The American Dental Association recognizes nine specialties for oral healthcare professionals within the US. These specialties are additional licenses for dental professionals who need to undergo further training after completing their dental studies. We will be discussing these specialties and their specific field of operation in oral healthcare, along with their year of recognition. Dental clinics like Green Meadow Dental provide the most specialized oral services in one location for patients. Dental specialties are similar to other medical specialties like radiology, pathology, and plastic surgery but are only concerned with oral well-being.
Orthodontics and Dentofacial Orthopedics (2003)
If you want to improve your smile, you might need to consult a specialist in orthodontics and dentofacial orthopedics. These are experts in diagnosing, preventing, and treating malocclusions in your teeth and surroundings. They also correct any skeletal or neuromuscular deformities in your jawline. This dental specialty is focused on teeth straightening by using corrective appliances and treatments. According to orthodontics, bands and other removable corrective appliances are more beneficial for individuals under 18 years. This is due to the better response of the facial bone structure to the teeth movement in such individuals.
Pediatric Dentistry (1995)
Pediatric dentistry specializes in treating dental problems for kids and teenagers through to adolescence. Children facing tooth decay, falling teeth, and other oral healthcare issues should visit pediatric dentistry experts for primary and preventive consultations. They are specialized in the management of developing teeth in children, along with any other special healthcare needs. Kids have softer gum tissues which allow pediatrics for easier restructuring or fortification procedures upon them. Healthy teeth at this stage for your juniors could keep their smiles beautiful for long.
A licensed periodontic is a dental specialist who diagnoses and treats gum problems. Gums are soft tissues around your teeth that provide the necessary support to keep them aligned.
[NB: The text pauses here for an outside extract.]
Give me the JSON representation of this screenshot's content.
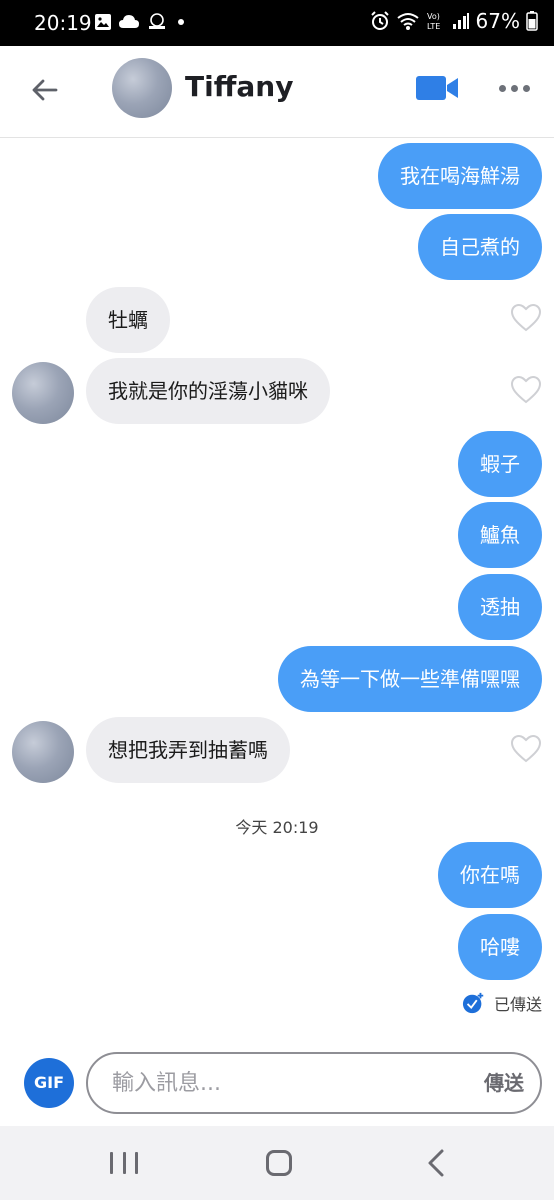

Periodontics specializes in treating gum inflammations and other diseases that affect the esthetics of these tissue structures. This dental specialty advocates the regular removal of plaque with the use of controlled hygiene.
Prosthodontics specialists attend to tooth restoration and replacement activities. They are licensed to use substitutes like dentures, implants, and crowns for replacement treatments. They perform cosmetic dental treatments but on a larger scale than a general dentist.
Oral and Maxillofacial Surgery (1990)
Oral and maxillofacial surgery specialization is part of dental science for the operational procedures covering the face, mouth, and jawlines. This includes reconstructive surgeries for oral injuries, jawline cysts surgeries, and implant positioning surgeries. Sometimes these specialists might operate for cleft lips and oral bone grafting in their patients.
Oral and Maxillofacial Pathology (1991)
Oral and maxillofacial pathologists specialize in identifying, detecting, and managing diseases affecting the teeth and surrounding soft tissues. The oral cavity, jaws, salivary glands, and facial muscles also come under this dental specialization. This specialization is dedicated to the study of the causes and effects of various oral diseases. It also involves the research of diseases using clinical and biochemical examinations. Considered a specialty of both dentistry and pathology, their clinical investigations are crucial for understanding certain lifestyle risk factors to your dental health.
The endodontics dental specialty is concerned with various medical consultations for the dental pulp and periradicular tissues. Holding an endodontics license involves performing major root canal treatments and bleaching of non-vital teeth in patients. These are more severe tooth problems and could need longer treatment for cure. Endodontists do perform routine teeth procedures as well. Better knowledge and training on the inside of teeth only make them suitably manage complex operations too.
Dental Public Health (1976)
The American Dental Association recognizes dental public health as a dental specialty if you further your studies to master’s level and sit for the American Board of Dental Public Health papers. At this stage, you are considered an expert in controlling and promoting dental healthcare through organized community methods. Your periphery of patients transforms from individuals to the community masses for dental service. Imparting dental health education for public communities through group dental care programs and applied research becomes your forefront, along with the prevention of community dental disease spread.
Oral and Maxillofacial Radiology (2001)
Oral and maxillofacial radiology is the diagnosis, control, and management of dental diseases using X-rays. This specialized field involves the diagnosis and treating oral diseases with the use of radiation and radioactive materials. As a licensed oral and maxillofacial radiologist, you can interpret radiographic image reports to identify effects on the patient’s head, neck, face, or jaws.